Stored records
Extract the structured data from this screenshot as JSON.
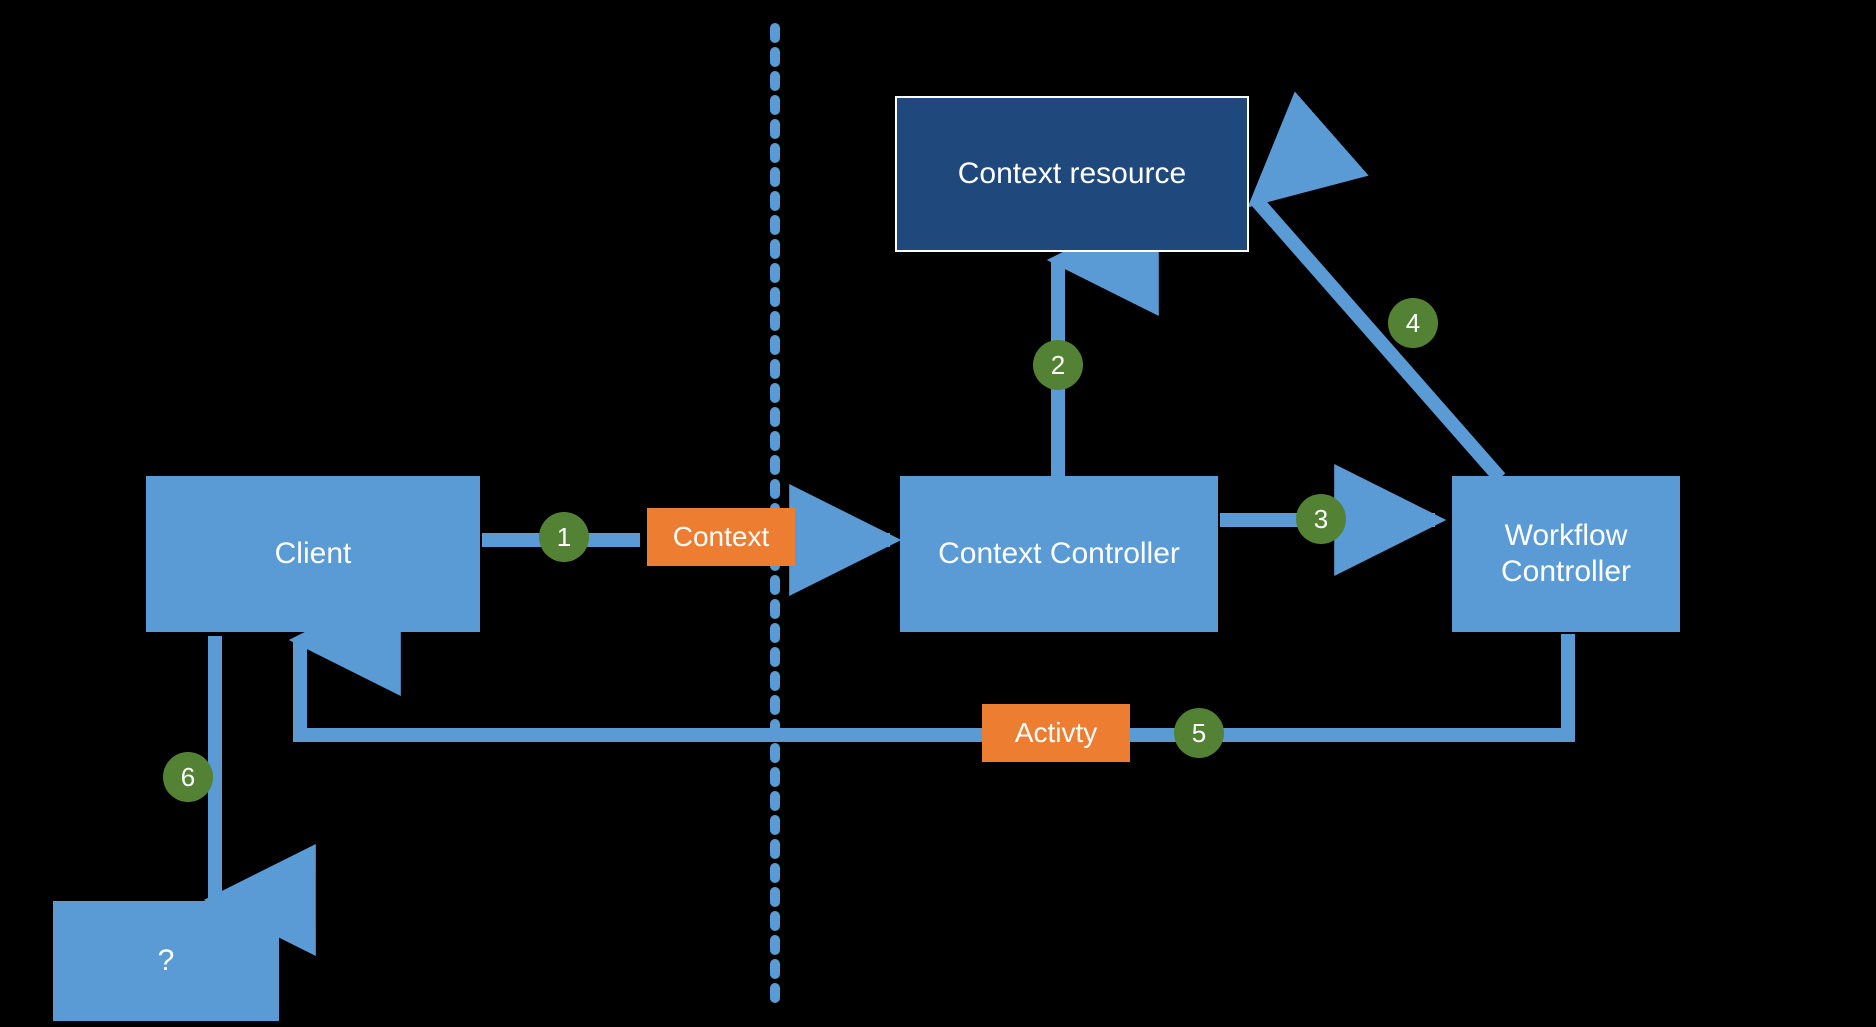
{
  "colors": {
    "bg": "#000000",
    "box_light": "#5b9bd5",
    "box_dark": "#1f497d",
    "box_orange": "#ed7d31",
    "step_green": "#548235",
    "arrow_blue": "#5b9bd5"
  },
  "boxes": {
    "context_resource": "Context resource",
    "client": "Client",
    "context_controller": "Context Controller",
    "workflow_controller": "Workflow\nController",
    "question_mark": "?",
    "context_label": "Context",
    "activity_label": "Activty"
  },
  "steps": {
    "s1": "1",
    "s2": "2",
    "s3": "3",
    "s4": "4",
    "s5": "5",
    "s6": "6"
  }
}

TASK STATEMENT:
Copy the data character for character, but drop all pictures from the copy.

SOLUTION TO THE PROBLEM:
Extract the structured data from this screenshot as JSON.
{
  "colors": {
    "bg": "#000000",
    "box_light": "#5b9bd5",
    "box_dark": "#1f497d",
    "box_orange": "#ed7d31",
    "step_green": "#548235",
    "arrow_blue": "#5b9bd5"
  },
  "boxes": {
    "context_resource": "Context resource",
    "client": "Client",
    "context_controller": "Context Controller",
    "workflow_controller": "Workflow\nController",
    "question_mark": "?",
    "context_label": "Context",
    "activity_label": "Activty"
  },
  "steps": {
    "s1": "1",
    "s2": "2",
    "s3": "3",
    "s4": "4",
    "s5": "5",
    "s6": "6"
  }
}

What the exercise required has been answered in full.